_DESCRIPTION OF THE TASK_. Work out how many lines in the data that follows contain "JSON". Write nothing but the number.

_LISTED ENTRIES_.
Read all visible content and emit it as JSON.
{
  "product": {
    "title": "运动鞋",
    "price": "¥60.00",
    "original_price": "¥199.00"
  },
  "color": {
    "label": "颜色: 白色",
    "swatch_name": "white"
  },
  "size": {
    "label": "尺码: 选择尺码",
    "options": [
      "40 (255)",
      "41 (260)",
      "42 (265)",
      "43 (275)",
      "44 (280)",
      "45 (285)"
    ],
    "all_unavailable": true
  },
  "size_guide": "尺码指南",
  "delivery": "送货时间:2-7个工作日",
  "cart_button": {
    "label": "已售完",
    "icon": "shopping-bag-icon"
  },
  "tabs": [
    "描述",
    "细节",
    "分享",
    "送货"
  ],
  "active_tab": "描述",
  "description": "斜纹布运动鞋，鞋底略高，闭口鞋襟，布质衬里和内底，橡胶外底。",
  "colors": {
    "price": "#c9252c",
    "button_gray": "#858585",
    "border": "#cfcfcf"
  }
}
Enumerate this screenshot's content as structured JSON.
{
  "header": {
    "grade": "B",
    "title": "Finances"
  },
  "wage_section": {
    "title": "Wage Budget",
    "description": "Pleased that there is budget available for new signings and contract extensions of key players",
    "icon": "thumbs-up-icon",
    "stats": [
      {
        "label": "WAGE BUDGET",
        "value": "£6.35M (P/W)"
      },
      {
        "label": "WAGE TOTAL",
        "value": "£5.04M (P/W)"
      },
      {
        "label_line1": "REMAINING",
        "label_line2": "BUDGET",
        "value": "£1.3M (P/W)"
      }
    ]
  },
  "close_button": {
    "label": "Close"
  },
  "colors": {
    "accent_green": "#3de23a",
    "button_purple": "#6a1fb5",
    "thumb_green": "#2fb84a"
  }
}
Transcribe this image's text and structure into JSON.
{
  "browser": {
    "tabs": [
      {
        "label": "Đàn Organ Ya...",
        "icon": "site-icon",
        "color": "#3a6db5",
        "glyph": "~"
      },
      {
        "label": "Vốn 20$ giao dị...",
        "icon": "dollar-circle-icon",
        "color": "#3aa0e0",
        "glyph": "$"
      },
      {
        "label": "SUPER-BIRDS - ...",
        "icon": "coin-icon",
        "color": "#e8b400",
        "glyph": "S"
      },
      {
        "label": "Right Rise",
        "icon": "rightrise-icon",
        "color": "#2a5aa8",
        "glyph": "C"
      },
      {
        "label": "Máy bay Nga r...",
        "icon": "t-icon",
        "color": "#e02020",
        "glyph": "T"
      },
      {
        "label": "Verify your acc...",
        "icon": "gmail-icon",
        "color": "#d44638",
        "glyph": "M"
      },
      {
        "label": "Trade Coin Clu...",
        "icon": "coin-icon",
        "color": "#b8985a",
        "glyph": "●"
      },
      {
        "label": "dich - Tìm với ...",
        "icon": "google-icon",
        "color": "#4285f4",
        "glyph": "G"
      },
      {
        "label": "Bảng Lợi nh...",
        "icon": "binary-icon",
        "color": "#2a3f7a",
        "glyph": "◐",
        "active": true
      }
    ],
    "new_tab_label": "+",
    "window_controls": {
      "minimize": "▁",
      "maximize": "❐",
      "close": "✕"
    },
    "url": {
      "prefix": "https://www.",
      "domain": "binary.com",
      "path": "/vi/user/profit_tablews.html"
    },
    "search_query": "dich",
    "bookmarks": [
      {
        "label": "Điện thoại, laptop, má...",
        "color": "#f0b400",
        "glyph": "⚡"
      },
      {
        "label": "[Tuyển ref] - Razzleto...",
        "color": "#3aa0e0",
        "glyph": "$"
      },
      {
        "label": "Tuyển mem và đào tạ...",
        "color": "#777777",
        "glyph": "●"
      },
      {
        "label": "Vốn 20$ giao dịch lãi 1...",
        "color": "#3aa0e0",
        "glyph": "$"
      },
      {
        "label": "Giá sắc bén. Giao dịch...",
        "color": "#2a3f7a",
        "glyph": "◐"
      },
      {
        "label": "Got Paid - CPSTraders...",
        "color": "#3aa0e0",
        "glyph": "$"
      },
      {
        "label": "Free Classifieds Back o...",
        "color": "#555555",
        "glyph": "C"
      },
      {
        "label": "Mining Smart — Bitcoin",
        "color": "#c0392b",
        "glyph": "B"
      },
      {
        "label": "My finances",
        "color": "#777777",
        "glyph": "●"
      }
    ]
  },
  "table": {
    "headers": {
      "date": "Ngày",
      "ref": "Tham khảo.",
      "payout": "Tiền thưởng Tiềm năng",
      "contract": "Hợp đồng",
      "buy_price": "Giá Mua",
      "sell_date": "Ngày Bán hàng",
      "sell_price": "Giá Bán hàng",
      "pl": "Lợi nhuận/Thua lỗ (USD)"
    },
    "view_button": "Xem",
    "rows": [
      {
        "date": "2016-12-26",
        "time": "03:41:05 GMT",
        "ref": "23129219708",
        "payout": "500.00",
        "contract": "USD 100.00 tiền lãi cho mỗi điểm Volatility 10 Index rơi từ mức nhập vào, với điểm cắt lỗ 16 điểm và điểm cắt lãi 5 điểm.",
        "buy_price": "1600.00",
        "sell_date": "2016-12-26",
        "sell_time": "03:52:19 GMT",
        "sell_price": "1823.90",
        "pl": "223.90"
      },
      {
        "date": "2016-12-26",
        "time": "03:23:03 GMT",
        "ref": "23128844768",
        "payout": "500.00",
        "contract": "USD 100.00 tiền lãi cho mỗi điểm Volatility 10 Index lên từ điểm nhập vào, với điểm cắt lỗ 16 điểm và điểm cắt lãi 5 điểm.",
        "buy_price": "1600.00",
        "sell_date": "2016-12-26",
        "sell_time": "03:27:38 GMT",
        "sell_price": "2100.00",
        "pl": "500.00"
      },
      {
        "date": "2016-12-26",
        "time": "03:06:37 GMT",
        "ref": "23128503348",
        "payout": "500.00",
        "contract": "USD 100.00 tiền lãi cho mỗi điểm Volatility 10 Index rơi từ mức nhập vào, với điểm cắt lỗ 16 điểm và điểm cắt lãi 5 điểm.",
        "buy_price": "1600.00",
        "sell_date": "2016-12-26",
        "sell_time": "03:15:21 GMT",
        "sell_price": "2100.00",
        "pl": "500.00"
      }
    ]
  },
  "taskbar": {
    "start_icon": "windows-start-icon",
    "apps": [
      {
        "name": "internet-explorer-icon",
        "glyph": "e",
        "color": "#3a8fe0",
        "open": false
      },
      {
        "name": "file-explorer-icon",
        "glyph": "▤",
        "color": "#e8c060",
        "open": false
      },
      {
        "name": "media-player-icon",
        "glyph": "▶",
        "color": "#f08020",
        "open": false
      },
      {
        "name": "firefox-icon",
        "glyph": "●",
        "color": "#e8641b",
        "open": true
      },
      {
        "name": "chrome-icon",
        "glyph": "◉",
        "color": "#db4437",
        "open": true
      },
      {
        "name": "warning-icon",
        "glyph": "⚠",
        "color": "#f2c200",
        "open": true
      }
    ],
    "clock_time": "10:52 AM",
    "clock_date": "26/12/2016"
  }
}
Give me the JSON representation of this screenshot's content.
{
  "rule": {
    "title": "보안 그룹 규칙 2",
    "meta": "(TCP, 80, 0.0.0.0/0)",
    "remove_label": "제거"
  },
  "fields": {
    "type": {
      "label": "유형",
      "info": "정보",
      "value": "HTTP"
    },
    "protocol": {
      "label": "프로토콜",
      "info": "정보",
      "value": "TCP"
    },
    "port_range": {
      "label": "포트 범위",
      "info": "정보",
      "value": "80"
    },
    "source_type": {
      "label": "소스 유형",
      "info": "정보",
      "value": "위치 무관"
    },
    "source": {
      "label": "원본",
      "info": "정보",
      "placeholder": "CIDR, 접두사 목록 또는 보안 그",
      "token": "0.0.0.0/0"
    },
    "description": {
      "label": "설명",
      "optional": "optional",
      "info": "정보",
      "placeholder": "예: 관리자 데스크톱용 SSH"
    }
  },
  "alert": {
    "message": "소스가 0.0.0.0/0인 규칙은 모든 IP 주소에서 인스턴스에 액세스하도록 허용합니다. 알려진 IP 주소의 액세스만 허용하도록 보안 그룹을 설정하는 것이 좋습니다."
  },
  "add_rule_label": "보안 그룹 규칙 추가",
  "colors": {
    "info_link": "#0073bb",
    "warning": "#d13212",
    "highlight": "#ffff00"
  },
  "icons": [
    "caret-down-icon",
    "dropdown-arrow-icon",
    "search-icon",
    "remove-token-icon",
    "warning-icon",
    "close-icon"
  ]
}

_EXPECTED ANSWER_. 4